Steve Palmer, a funeral director in Cottonwood, Arizona, and former member of the policy board at the National Funeral Directors Association, said the conflict of interest “just leads to problems”.
"There are no ethics there when you do that,” Mr Palmer said.
“You are not looking at the full disposition (of a body). You are looking at how to make money."
Ms Hess runs Sunset Mesa, a funeral home, and Donor Services, a body broker operation from the same building in Montrose. Some former staff members of Sunset Mesa said they never heard Ms Hess disclose to donors that the bodies would be sold for profit.
Robert Fells, general counsel of the International Cemetery, Cremation and Funeral Association, called the operation a “deception”.
"The fact that now the business is also making money from the sale of body parts – if that is not being told to the family, it is unethical and probably illegal,” Mr Fells said.
He called running such a multifaceted operation "a new frontier."

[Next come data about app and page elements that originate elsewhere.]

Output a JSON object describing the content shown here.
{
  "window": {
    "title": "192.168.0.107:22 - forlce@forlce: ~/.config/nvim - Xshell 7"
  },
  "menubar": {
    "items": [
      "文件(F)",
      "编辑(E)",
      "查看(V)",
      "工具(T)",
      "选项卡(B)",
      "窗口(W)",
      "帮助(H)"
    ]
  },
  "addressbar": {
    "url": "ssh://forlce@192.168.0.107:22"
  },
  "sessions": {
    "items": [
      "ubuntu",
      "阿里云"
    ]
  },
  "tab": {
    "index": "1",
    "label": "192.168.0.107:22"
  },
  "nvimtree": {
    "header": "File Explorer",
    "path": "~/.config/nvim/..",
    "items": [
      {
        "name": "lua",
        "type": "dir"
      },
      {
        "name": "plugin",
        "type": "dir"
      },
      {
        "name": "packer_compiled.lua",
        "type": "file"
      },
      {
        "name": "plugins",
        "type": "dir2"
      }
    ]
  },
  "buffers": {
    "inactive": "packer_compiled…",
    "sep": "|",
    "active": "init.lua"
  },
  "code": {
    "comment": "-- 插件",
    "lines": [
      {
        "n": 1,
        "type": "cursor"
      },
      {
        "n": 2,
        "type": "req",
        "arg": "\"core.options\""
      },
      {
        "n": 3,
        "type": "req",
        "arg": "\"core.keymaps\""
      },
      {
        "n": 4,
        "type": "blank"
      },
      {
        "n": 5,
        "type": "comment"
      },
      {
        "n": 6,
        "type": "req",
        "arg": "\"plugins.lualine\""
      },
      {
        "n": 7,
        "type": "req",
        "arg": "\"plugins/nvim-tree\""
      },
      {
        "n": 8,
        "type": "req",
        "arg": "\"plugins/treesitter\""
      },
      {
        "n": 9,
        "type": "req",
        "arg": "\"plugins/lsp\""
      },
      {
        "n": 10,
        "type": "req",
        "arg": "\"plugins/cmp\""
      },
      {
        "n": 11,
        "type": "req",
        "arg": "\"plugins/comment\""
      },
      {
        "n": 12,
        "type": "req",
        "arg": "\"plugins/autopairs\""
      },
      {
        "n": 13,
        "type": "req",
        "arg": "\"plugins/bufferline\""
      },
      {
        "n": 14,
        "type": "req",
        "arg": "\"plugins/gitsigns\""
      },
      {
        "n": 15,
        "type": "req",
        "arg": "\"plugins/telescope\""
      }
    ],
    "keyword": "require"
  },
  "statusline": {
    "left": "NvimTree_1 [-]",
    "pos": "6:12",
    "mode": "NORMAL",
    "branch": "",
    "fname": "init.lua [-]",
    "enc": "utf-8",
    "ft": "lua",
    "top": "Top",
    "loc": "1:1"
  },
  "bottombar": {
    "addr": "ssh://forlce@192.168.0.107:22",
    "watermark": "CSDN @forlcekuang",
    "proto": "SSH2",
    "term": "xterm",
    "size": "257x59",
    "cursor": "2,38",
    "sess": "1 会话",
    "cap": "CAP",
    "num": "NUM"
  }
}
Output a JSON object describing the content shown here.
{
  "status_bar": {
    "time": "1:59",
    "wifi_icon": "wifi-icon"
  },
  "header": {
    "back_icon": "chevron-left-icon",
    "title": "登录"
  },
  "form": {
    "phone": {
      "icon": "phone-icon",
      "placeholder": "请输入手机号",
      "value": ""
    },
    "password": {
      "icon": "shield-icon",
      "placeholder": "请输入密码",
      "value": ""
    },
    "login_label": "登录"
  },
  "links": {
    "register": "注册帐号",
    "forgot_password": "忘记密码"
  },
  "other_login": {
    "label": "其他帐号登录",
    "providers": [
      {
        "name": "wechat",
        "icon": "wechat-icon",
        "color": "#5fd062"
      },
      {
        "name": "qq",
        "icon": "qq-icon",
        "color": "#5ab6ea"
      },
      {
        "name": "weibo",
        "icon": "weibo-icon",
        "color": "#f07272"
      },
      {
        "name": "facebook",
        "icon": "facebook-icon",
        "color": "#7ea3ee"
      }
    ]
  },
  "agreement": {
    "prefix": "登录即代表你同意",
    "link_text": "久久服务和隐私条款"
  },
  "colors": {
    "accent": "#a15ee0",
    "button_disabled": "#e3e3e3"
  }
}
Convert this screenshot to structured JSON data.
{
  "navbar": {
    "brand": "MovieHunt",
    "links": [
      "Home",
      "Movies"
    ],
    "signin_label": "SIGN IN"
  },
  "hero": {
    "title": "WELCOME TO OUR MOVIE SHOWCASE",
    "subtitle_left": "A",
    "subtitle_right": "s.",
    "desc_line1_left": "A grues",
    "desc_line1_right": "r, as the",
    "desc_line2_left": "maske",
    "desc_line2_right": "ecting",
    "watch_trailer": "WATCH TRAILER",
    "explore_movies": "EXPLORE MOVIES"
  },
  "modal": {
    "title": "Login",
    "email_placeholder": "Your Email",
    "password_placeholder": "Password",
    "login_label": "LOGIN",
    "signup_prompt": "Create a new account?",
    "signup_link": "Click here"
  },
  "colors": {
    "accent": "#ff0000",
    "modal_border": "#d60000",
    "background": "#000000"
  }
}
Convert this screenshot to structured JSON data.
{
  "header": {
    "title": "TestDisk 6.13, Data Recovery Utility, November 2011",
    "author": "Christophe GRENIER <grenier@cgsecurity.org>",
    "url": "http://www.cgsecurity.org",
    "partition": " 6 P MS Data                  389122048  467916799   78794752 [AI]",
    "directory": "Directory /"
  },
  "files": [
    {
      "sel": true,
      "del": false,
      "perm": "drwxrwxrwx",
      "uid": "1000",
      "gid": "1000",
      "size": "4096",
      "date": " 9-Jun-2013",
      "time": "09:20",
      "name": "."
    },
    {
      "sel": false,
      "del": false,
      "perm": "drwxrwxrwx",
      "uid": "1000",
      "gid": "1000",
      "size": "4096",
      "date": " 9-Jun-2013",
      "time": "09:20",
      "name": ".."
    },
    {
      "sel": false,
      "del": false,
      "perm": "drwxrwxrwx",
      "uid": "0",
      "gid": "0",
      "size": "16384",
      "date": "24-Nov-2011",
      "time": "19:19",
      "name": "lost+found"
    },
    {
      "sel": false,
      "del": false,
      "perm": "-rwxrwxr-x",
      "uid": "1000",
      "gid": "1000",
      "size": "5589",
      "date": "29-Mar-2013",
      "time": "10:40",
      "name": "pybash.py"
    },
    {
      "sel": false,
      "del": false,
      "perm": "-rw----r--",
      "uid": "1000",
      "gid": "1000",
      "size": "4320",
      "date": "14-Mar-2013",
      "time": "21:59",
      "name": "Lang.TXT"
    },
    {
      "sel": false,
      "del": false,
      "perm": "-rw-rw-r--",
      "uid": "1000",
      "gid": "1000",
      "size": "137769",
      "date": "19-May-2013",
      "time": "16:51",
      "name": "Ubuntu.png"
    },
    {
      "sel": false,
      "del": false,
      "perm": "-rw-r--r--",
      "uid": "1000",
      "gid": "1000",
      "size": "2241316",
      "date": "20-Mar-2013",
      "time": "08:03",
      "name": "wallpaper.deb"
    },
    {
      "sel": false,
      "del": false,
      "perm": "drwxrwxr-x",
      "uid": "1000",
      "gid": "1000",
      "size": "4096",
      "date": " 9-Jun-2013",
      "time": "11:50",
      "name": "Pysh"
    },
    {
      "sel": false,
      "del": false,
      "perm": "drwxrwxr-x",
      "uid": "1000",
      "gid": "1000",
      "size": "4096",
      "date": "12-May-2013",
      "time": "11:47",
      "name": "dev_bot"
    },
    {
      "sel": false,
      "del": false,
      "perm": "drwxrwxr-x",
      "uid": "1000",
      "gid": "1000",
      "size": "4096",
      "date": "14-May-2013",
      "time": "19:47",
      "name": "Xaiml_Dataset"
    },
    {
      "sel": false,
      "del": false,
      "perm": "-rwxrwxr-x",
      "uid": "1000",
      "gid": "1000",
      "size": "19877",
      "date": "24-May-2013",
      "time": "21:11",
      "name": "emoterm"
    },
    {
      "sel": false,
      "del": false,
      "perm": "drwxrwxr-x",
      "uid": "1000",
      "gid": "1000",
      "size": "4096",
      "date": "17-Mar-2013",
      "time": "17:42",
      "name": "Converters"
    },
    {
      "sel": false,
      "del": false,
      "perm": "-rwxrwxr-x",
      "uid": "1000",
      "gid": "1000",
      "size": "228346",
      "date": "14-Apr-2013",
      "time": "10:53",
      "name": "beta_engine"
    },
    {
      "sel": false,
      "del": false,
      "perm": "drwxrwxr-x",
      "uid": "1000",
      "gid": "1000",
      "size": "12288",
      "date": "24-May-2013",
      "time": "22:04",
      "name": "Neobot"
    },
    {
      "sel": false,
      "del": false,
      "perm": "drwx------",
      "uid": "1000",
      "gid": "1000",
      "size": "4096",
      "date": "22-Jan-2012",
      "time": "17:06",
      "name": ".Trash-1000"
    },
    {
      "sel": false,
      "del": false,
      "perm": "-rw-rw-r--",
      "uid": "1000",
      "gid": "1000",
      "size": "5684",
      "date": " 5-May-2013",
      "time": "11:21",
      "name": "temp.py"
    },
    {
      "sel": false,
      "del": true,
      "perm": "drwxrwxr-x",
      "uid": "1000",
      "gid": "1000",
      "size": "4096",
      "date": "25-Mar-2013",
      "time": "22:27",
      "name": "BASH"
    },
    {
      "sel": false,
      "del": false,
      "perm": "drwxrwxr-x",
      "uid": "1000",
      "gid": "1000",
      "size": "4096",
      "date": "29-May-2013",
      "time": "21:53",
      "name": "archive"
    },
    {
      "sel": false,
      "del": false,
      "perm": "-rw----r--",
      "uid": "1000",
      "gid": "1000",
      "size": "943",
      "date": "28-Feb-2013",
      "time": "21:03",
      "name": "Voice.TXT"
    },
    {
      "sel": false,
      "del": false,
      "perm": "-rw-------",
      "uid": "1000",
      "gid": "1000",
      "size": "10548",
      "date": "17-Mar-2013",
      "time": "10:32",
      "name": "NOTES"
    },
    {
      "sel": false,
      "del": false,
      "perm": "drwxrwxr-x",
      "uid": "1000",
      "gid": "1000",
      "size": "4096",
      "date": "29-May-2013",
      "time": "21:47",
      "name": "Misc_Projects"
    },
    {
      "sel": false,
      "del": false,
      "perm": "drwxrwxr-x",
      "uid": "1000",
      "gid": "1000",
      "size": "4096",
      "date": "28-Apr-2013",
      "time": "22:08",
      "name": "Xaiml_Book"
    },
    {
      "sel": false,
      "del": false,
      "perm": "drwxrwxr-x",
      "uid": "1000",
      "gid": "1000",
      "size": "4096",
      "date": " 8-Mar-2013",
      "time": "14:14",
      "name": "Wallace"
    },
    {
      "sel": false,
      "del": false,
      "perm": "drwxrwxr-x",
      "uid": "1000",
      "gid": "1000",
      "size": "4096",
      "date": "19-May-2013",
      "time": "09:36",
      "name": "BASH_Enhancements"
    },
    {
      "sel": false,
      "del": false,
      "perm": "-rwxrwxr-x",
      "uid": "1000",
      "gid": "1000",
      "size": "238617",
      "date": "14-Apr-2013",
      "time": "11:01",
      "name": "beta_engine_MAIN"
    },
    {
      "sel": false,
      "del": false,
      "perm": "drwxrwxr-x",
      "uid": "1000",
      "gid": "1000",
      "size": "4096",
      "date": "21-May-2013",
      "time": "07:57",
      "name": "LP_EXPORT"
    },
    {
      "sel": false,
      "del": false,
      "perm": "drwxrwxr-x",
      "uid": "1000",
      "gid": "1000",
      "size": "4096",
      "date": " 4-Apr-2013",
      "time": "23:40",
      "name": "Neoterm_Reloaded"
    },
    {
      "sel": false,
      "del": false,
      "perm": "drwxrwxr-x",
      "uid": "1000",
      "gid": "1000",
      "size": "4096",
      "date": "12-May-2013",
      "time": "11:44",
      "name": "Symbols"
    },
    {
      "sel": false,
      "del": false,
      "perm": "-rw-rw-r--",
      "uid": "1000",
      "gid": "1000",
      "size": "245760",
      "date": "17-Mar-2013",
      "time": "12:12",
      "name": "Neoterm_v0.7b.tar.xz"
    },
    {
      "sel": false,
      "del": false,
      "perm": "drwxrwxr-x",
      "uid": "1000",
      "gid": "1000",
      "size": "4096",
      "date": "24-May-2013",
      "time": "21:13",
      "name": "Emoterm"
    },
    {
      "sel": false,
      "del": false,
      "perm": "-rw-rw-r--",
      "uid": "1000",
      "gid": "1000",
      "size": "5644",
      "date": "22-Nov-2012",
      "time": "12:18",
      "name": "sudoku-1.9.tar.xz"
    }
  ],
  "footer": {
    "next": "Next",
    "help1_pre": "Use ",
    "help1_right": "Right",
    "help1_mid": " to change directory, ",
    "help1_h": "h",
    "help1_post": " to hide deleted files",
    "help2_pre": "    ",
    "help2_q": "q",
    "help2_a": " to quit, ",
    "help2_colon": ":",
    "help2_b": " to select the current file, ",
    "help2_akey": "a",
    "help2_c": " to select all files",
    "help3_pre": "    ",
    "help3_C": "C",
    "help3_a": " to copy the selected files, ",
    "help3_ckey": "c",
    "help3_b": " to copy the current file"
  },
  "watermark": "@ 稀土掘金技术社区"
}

Through the attorney, Ms Hess declined to comment for this story and didn't address questions about the FBI probe, her business practices, and the allegations by former employees. The attorney, Carol Viner, asked Reuters to "refrain from contacting" Ms Hess employees "for any reason."
The focus and extent of the federal probe into the operation is unclear, and the FBI also declined to comment.
Separate from the FBI inquiry, Reuters has learned that Colorado state funeral regulators are investigating Ms Hess's funeral home, Sunset Mesa. The state's Department of Regulatory Agencies said it has nine open complaints about Sunset Mesa – "higher than average" for funeral homes in the state, said spokesman Lee Rasizer.
He would not discuss the nature of those complaints or any action it may be taking.
Reuters began examining the Hess companies more than a year ago as part of the news agency's exploration of the human body trade, a virtually unregulated industry that largely operates in the shadows.